14 MARCH 1835, Page 14



Snt —The Liberal Members of the House of Commons appear to me either to have made a false move in the late struggle, or to have been guilty of napping on their posts. They have played the Whig game, when they should have forced the Whigs to play theirs. The present Ministry may be said to be composed of the Statu Quo party ; to whom arc naturally opposed the Liberals, as the Movement party: between these two stand the Whigs. The principal effect of the late dissolution will ultimately be the complete absorption of tine \\lags into the two extremes. The Tories, the Conservatives, and the Conser- vative Whigs, !nest unite under one banner ; the Liberals, English and Irish, and the Liberal Whigs, under the other. This I take to be theinevitable course of polities ; and the sooner it is brought about the better. The Address, or rather the Amendment, allbrded an admirable opportunity for ef- fecting this. The Liberals should have sanctioned uo Juste Milieu Whig Amend- ment. They should not have been frightened by any absurd cry about " factious op- position." They should have enunciated boldly and plainly that which is a fact- " That the acts of the persons who compose the present Administration, when they were possessed of power, were not such as to:avarrant the coutidence of the Manse and of the country ; and that their professions required verifying by acts helot° such con- fidence could be extended towards them."
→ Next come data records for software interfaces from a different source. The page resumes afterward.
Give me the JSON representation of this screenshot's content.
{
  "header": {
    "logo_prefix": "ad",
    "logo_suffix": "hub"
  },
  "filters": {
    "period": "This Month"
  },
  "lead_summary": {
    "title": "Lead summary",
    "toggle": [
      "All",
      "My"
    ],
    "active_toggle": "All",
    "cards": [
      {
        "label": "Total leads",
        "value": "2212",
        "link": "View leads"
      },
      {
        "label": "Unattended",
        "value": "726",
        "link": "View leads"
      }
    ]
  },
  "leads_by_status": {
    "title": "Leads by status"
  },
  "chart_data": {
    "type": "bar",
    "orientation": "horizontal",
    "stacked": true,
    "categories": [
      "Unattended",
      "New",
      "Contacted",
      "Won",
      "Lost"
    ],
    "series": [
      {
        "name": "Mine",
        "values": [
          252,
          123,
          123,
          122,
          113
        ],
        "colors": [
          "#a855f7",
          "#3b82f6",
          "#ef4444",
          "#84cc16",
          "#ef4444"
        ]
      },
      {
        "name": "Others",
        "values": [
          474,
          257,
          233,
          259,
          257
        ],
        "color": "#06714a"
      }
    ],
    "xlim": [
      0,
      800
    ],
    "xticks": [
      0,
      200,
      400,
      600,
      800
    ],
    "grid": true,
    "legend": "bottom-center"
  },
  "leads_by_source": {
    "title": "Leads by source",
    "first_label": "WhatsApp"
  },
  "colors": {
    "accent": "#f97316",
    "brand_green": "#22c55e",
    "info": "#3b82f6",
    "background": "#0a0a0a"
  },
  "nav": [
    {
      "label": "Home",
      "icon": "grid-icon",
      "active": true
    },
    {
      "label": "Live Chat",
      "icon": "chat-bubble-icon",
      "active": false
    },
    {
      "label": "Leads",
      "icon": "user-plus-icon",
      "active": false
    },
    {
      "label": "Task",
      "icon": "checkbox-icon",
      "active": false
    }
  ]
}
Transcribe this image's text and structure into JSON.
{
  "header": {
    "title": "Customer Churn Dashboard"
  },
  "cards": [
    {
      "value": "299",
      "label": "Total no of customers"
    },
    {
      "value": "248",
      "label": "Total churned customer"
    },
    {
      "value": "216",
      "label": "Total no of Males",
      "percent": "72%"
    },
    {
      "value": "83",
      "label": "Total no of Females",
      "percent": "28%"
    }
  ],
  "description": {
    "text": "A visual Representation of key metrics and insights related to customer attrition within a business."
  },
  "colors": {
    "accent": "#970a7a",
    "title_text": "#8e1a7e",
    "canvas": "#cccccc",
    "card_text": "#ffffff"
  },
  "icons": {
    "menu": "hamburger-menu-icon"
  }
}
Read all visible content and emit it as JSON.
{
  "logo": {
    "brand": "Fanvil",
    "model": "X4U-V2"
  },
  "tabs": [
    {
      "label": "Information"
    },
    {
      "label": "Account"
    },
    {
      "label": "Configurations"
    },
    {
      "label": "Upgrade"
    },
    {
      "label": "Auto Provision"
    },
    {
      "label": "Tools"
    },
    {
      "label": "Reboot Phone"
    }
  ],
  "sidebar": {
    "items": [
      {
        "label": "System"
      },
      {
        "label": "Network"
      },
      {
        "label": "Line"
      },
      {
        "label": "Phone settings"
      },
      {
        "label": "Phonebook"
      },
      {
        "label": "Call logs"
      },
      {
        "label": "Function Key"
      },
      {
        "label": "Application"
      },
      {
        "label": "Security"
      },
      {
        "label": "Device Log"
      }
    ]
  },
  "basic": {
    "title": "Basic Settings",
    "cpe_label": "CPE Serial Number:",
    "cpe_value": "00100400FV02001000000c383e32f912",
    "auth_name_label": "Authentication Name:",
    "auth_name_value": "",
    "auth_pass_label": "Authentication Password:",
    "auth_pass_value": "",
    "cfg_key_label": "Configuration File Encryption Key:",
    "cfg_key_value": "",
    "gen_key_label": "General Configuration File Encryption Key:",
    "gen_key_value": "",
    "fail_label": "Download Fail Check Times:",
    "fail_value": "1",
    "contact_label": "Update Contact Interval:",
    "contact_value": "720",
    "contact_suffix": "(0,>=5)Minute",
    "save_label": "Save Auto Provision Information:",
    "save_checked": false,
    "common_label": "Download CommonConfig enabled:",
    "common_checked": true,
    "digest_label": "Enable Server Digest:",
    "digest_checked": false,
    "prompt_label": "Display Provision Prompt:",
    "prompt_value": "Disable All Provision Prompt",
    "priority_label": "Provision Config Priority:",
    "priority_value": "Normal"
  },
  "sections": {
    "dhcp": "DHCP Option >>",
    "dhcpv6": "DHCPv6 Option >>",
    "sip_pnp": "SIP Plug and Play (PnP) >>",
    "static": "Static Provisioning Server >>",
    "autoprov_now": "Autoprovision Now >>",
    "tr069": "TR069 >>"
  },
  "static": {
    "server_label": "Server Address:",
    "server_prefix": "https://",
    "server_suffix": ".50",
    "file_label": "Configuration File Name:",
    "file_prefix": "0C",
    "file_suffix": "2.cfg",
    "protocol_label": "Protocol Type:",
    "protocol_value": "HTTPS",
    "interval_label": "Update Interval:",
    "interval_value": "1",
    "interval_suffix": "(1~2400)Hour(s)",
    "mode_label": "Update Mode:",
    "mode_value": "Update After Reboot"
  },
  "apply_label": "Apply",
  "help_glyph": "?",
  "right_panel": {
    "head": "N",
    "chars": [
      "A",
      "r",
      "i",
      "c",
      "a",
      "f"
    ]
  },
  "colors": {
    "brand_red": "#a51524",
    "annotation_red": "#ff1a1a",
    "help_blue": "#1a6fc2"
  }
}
Instead of acting up to, and even going a little ;before the state of public opinion, they lagged a little behind it, by voting the NVIlig Amendment; which W,LS drawn up on the vote-catching principle of enunciating nothing to which that:beam-kicking body of men, the Waverers, could possibly object. Now all this is quite. in character, as coming from the Whigs. The /grand ,object of Whiggery is to eject Tory ism; and that, too, in the shortest possible time.= It appears to, me that the .Liberals have no particular reason to participate in thisltnen-ous anxiety of the Whigs. The downfal of Toryism is certain. With a majority of Reformers against them, the Tory party- have evidently no pow er for evil; hence it appears to me that the time is conic for a more marked division of parties; and I do certainly think that the occasion of the Address should have been seized to erect a Movement party in the House of Commons, even at the expense of a temporary reverse in favour of Ministers.

By a Movement party,1 would be understood to:mean a serof men advocating those progressive Reforms for which the People ask.klf you like not my name, invent a better. Had the Liberals divided the House on a no.confidenre amendment, as they ought to have done, there cannot be a doubt but that the Whigs would have found themselves in an awkward position. They are all pledged to Retorm as a great guiding principle. Ay, but what is Reform ? Do they all mean what you and I understand by the term ? I fear not : 1 fear some of them would erect Sir ROBERT PEEL into their interpreter, though I firmly believe a large number of them would be brought to their senses, and would rally under the Reform banner.

In this way would the Whigs, whoreally nonlhold a most unnatural position, be swallowed up by the two extremes._ We should have a virtual dissolution of the two °diens is and' st factions which have so long ridden this tax-galled nation. We should have the few against the many ; the privileged against the unprivileged ; the State Quo against the Movement party. In short, the struggle of principles would he simi. larixed (excuse the word) all over Europe. Now, what harm can the Liberals anticipate from the adoption of such a course: Admitting that some of the Whigs were to juin the Tories under a new name, what would be the consequence? To the Minister, a temporary majority ; to themselves, contempt and ruin. Let it not be forgotten for a moment that a majority of the Con- stituencies will return none other than RelOrmets. At this moment they have two parties who claim to belong to that class; in the event of a new division they will only have one class of Reformers to choose out uf. Will auy of these constituencies elect Conservatives? Perhaps they may; but the number which will do so most evidently be small; there must still be a majority of Reformers chosen, only they would he Re. formers of a deeper tone. I say then to the Radical Members of the House of Commons. St net out from the common herd of the Opposition at once, and try the question of Reform on its naked